The plot, which concerns a martial artist assigned to spy on a reclusive criminal lord, serves only as a pretext to display some stunning images of Hong Kong and Lee's incredible creativity.
Lee is a marvel to watch as he punches, kicks, and nunchuks his way through swarms of bad guys while dropping the occasional pearl of Eastern philosophy. His fighting style was fluid and balletic. Keep a lookout for the New Territories, Castle Peak, and the Tsing Shan Monastery, which is one of the only areas in Hong Kong that hasn't changed much since the 1970s.
Hong Kong's energetic pop cinema, particularly Hong Kong action cinema, has long enjoyed a devoted cult following in the West and is now arguably a part of the cultural mainstream. It is also readily available and easily replicated.
During the 1970s and 1980s, the kung fu and wuxia action sub-genres became very popular in Hong Kong cinema. Additionally, it produced distinct action comedies and high-stakes gunplay dramas that gained cult status in the West.
One of the American filmmakers who drew heavily from Hong Kong cinema was Quentin Tarantino.
Due to their failure to adhere to China's Film Administration restrictions, many Hollywood movies are not permitted to be screened there. Industry insiders say that China is making it harder for American movies to get into the country.
This is because Hollywood movies are trying to please Beijing while still appealing to people all over the world.

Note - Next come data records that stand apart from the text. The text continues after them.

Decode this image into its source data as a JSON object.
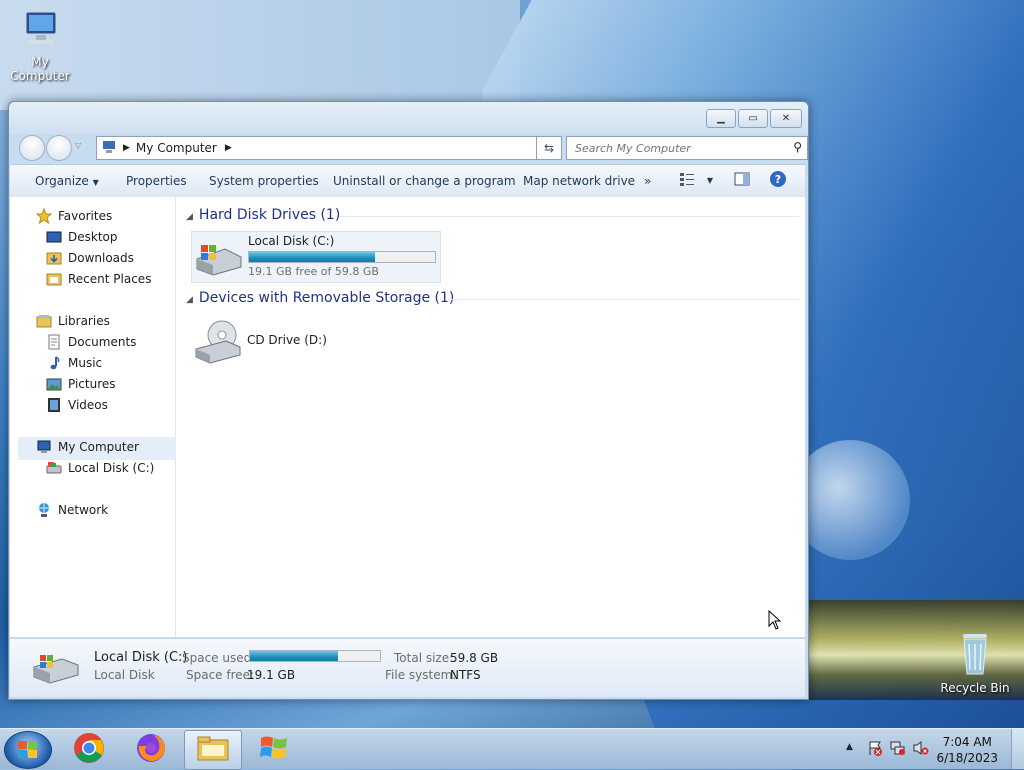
{
  "desktop": {
    "icons": [
      {
        "label": "My Computer"
      },
      {
        "label": "Recycle Bin"
      }
    ]
  },
  "window": {
    "title": "",
    "address": {
      "crumbs": [
        "My Computer"
      ]
    },
    "search": {
      "placeholder": "Search My Computer"
    },
    "toolbar": {
      "organize": "Organize",
      "properties": "Properties",
      "system_properties": "System properties",
      "uninstall": "Uninstall or change a program",
      "map_drive": "Map network drive",
      "overflow": "»",
      "help": "?"
    },
    "nav": {
      "favorites": "Favorites",
      "desktop": "Desktop",
      "downloads": "Downloads",
      "recent": "Recent Places",
      "libraries": "Libraries",
      "documents": "Documents",
      "music": "Music",
      "pictures": "Pictures",
      "videos": "Videos",
      "my_computer": "My Computer",
      "local_disk": "Local Disk (C:)",
      "network": "Network"
    },
    "content": {
      "hdd_group": "Hard Disk Drives (1)",
      "removable_group": "Devices with Removable Storage (1)",
      "drive_c": {
        "name": "Local Disk (C:)",
        "free_text": "19.1 GB free of 59.8 GB",
        "used_fraction": 0.68
      },
      "drive_d": {
        "name": "CD Drive (D:)"
      }
    },
    "details": {
      "name": "Local Disk (C:)",
      "type": "Local Disk",
      "space_used_label": "Space used:",
      "space_free_label": "Space free:",
      "space_free_value": "19.1 GB",
      "total_size_label": "Total size:",
      "total_size_value": "59.8 GB",
      "fs_label": "File system:",
      "fs_value": "NTFS",
      "used_fraction": 0.68
    }
  },
  "taskbar": {
    "clock_time": "7:04 AM",
    "clock_date": "6/18/2023"
  },
  "colors": {
    "accent": "#1f8fb8",
    "group_header": "#1e3287"
  }
}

The early 1990s saw the height of Hong Kong cinema. While auteurs like Wong Kar-wai and Clara Law and action filmmakers like John Woo, Tsui Hark, and Ringo Lam were breaking box office records, an alternative cinema was also developing.
But these days, new outstanding filmmakers and movies are being released in Hong Kong; thus, in the next few years, the list may grow to include more excellent Hong Kong movies.